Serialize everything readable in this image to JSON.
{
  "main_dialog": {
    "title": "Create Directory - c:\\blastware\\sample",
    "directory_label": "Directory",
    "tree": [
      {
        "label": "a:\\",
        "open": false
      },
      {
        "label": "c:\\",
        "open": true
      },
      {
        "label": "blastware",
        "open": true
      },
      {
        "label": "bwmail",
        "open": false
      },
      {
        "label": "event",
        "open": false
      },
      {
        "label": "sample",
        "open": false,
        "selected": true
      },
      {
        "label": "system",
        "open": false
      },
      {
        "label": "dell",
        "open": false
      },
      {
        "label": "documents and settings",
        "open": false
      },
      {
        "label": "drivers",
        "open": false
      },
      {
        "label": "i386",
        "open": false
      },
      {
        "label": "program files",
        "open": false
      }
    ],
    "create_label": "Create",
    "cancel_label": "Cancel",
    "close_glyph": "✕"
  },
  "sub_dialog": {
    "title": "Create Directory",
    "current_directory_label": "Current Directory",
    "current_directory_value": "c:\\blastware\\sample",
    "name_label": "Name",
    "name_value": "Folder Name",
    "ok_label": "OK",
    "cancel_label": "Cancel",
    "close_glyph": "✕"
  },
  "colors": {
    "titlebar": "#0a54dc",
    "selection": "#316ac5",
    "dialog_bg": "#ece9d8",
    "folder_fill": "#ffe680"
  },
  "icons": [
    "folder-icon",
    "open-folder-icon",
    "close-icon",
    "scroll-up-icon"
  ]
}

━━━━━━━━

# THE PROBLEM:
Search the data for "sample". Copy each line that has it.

# YOUR SOLUTION:
    "title": "Create Directory - c:\\blastware\\sample",
        "label": "sample",
    "current_directory_value": "c:\\blastware\\sample",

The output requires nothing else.